'Haywire' is unorthodox approach to standard genre pic

Ewan McGregor and Gina Carano star in "Haywire." SOURCE RELATIVITY MEDIA
January 30, 2012

Steven Soderbergh is a director determined to dabble in as many genres as possible. Since his breakthrough in 1989 with the intimate drama "Sex, Lies and Videotape," he has successfully tried his hand at period pieces ("King of the Hill," "The Good German,"), crime thrillers ("Out of Sight," "The Limey,"), heist flicks ("Oceans Eleven" through "Thirteen"), science fiction ("Solaris"), bio-pics ("Che"), romantic comedies ("Full Frontal") and documentaries ("And Everything is Going Fine").
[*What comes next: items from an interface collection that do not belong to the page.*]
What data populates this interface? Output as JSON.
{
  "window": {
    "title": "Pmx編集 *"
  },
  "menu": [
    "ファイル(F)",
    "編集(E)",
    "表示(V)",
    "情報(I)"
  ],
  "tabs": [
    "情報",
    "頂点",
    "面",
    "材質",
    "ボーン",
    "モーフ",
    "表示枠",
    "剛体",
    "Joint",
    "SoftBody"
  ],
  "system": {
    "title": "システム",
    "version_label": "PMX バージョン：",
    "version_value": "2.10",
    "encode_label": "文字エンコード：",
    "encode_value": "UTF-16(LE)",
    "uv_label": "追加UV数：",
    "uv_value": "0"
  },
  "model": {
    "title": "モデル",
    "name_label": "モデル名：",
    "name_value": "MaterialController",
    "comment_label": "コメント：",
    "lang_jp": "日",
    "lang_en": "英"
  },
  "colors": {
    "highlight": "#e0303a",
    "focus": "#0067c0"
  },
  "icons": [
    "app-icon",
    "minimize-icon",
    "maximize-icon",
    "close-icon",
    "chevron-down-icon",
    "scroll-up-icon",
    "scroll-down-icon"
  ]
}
And even as diverse his cinematic library is, the films within all bear his fingerprints: they are dialogue-driven, marked by strong scores and a reliance on montages, and typically carry a number of peculiar-but-effective camera placements throughout.

With his latest, "Haywire," can now check the "action" box on his resume.

Another Soderbergh trait is his willingness to gamble on unknown actors in lead roles, even though he has names like George Clooney, Brad Pitt and Matt Damon on speed dial.

He's filmed an entire movie ("Bubble") featuring unknowns from the tiny Ohio town in which it was shot, and he has gambled on a porn actress to carry the weight of a drama ("The Girlfriend Experience").

"Haywire" features a number of notable names (Ewan McGregor, Bill Paxton, Michael Douglas), but he hands the film over to newcomer Gina Carano, a mixed martial artist whose prior "acting" experience was showcased on "American Gladiators." Athletes making a successful leap to the big screen are few. For every Dwayne "The Rock" Johnson, there are a dozen Shaquille O'Neals, Brian Bosworths and Kurt Thomases (one word: Gymkata!). But Soderbergh has found a muse in Carano. Granted, she's a muse of nut-cracking, head-butting fury, but a muse nonetheless.

Not only does she give authenticity to her role in a field of female-driven action films of late ("Salt," "Colombiana," "Underworld," "Resident Evil"), she manages to also establish a genuinely charismatic screen presence that holds the promise of a future outside the ring.

Carano plays Mallory Kane, a former military gal who is now employed by a secretive security firm that works on the fringe government jobs that are a tad too nasty to be sanctioned by the Feds. After a harrowing tour in Barcelona, Mallory is called by her boss (McGregor) to get glam for a British Intelligence officer (played by Michael Fassbender) while he is on assignment.

The job seems almost too easy, and she correctly gets a sinking feeling that she is being set up. We then jump back and forth chronologically as Mallory attempts to find out why she was targeted and who gave the order.

The film takes an unorthodox approach to the standard genre pic, glazing action with an art-house aesthetic (and another amazing jazz-heavy score that has become common in Soderbergh films), topped off by a lead who's striking in every sense of the word.

It's a film that can satisfy the common cinematic adrenaline junkie, but won't insult the intelligence of more substance-seeking movie patrons. And with Carano as the assassin, you can almost feel better for the bad guys being taken out, knowing hers is the last face they'll see. One of the characters in the film exclaims, "Don't think of her as a woman. That would be a mistake." True words, indeed, but with her charisma, that is one tough directive.